Germany's new government, headed by the nation's first female chancellor Angela Merkel, has agreed to toe the European Union line on banning tobacco advertising.

Although the European Commission directive banning tobacco advertising came into effect last year, Germany, along with four other nations, refused to implement the ban.

It argued before the European Court of Justice that EC legal officials had exceeded their authority under the internal market provisions of the EU Treaty in passing the directive. Last Thursday that argument was dismissed by the court's advocate general.

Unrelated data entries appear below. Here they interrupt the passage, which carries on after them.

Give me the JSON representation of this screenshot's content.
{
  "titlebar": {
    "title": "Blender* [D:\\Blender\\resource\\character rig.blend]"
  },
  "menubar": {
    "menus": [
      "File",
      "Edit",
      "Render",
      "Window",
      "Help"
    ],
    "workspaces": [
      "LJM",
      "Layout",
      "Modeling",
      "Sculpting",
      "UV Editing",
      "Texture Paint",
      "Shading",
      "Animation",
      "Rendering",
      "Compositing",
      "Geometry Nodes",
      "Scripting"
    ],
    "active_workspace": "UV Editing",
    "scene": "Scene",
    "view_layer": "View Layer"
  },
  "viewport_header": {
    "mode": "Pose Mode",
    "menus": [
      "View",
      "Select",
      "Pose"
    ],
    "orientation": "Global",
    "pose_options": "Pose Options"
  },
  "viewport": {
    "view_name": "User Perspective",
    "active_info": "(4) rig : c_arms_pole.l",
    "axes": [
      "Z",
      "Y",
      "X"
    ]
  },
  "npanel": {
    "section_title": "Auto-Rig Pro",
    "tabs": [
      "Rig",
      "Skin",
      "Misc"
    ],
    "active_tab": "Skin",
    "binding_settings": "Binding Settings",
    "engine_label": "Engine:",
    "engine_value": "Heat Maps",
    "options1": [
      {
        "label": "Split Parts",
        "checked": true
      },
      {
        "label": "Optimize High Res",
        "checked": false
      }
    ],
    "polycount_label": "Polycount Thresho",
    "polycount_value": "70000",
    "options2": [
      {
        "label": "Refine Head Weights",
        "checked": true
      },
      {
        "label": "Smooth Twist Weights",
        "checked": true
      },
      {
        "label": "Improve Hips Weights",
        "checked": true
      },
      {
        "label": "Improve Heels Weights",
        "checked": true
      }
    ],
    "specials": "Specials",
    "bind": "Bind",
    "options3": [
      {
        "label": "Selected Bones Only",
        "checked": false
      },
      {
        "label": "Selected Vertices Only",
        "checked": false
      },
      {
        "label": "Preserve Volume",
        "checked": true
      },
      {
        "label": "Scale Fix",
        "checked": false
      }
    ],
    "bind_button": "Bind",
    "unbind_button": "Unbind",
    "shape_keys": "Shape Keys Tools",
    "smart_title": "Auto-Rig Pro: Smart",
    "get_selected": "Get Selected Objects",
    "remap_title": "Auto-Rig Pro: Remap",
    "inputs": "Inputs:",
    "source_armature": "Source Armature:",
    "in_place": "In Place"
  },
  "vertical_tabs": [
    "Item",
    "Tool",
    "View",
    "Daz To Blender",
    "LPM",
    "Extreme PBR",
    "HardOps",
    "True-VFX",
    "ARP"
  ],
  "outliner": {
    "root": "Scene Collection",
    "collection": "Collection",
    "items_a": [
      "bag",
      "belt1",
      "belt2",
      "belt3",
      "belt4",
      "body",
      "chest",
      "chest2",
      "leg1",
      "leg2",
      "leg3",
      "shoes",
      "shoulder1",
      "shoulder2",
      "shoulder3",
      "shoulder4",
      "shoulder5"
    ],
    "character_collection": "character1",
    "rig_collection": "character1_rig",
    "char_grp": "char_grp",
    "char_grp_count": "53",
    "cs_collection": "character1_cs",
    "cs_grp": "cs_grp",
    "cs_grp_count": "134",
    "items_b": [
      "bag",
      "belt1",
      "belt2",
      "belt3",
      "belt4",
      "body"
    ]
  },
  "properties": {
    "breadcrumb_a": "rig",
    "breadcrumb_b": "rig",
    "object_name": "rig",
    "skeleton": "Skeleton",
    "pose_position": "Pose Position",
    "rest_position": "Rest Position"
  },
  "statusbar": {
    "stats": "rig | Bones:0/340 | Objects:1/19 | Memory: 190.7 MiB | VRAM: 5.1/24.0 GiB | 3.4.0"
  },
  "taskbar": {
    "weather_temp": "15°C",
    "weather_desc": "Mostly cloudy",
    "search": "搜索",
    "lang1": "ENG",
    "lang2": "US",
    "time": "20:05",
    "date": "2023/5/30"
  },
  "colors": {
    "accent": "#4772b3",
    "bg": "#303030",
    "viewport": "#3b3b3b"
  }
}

In the wake of the decision, German consumer protection minister Horst Seehofer agreed to enact the directive. Said Seehofer: "We will promptly submit a bill to the Bundestag with the aim of bringing the country in line with EU recommendations on tobacco advertising."

German pro-tobacco sources claim the ban will eliminate over 40,000 jobs, mainly among small retailers and auto service stations. The nation's media will also bid auf wiedersehen to around €118 million ($149.0m; £80.6m) in ad revenues.

Meantime, four tobacco-friendly EU nations remain defiantly puffing: Spain, the Czech Republic, Hungary and Luxembourg.

Data sourced from; additional content by WARC staff